Usually, a girls purse is a private object that carries personal items. Eve never seen any girl just literally dump all of the contents out of her purse and onto the couch. To me, she needed some attention. I believe before this scene, Allison told us that her family life was a mess. Obviously Andrew answered her subliminal cries for attention. He came down to her level, and saw that she was a normal girl, but that she let everyone else judge her, and he took the opinions of others before he went and spent time with her and saw what she really was like.
Lets switch our view to Andrew. This is a guy who in the eyes of others was a stud. He was considered to be cool, hip, and handsome. More than likely he had every girl all over him. He thought that he was the total reverse of the afore mentioned Allison. He had friends, but what everyone didn’t know was that his family life was as bad as Allisons.
However, it was in other ways. His dad pushed him to be the best and not to lose a single game, match or whatever sport he was participating in. This in my opinion drove him almost to the edge. When he saw that Allison was in the same situation that he was in, he was amazed because he thought oh, shells much more different than I am. He had peer pressure to succeed, he was in a clique with tons of other popular people just because of his success as an athlete. What they didn’t know was that he was really unhappy, just as Allison was. He could have had all the friends in the world, but it would have never filled this void in his heart.
The moral of the story? Well, obviously don’t judge a book by its cover to use and old cliché. These concepts have been discussed by leading researchers all around the world for ages. Philosophers, Psychologists and Psychiatrists have analyzed just about everything. In my opinion sometimes they have gone too far. In this case of the Breakfast Club, not just the two characters that I pointed out were struggling with peer pressure, an identity crisis, or belonging to a clique group. It was all of them.

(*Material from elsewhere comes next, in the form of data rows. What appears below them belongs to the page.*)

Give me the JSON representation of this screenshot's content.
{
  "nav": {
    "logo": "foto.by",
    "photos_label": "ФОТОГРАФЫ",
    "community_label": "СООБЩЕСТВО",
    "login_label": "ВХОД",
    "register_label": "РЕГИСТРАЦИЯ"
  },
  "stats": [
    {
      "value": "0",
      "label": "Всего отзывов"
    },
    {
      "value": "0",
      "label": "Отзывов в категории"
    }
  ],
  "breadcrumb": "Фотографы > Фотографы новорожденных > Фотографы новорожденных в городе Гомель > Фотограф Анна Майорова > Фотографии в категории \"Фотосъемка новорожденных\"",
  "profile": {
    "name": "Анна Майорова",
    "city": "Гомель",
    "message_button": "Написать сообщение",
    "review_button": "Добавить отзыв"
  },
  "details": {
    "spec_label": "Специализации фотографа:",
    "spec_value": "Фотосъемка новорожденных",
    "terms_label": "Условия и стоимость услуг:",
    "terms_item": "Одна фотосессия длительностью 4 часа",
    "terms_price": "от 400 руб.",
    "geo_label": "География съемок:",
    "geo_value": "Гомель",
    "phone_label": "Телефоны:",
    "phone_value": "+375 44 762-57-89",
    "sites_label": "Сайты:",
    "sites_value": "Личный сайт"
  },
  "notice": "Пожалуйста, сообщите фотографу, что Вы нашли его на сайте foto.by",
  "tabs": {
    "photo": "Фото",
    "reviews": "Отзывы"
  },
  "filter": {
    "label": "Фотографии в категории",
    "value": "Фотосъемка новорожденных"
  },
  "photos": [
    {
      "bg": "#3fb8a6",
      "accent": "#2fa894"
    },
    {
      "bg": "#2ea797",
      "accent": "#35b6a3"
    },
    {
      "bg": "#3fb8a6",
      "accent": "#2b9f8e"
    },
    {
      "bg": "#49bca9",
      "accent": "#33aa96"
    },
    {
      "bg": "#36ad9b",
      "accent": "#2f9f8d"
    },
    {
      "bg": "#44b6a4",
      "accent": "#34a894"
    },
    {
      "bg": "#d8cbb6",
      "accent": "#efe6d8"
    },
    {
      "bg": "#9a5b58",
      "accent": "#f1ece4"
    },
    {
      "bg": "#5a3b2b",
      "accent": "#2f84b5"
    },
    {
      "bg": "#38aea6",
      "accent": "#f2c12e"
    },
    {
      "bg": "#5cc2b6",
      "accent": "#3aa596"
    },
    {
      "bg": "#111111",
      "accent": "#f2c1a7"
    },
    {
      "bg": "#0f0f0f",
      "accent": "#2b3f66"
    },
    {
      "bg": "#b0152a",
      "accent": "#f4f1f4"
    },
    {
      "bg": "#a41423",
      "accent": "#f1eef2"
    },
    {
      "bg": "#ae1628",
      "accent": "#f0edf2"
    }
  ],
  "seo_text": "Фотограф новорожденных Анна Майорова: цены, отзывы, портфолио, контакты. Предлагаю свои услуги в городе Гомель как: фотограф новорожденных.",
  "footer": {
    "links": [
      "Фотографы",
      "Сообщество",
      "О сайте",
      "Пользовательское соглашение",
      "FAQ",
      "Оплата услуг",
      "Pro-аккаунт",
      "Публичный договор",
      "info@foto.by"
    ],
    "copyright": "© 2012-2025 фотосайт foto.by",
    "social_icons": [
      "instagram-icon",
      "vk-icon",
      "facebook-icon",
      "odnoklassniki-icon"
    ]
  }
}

The underlying theme that I think that the director or writer was getting at was the fact that no matter how many friends you have, or don’t have, no matter how much money you have, or don’t have, everyone still has the same problems. These problems are the same problems that my parents had, and the same problems we have today, and more than likely the exact same problems that my kids will have.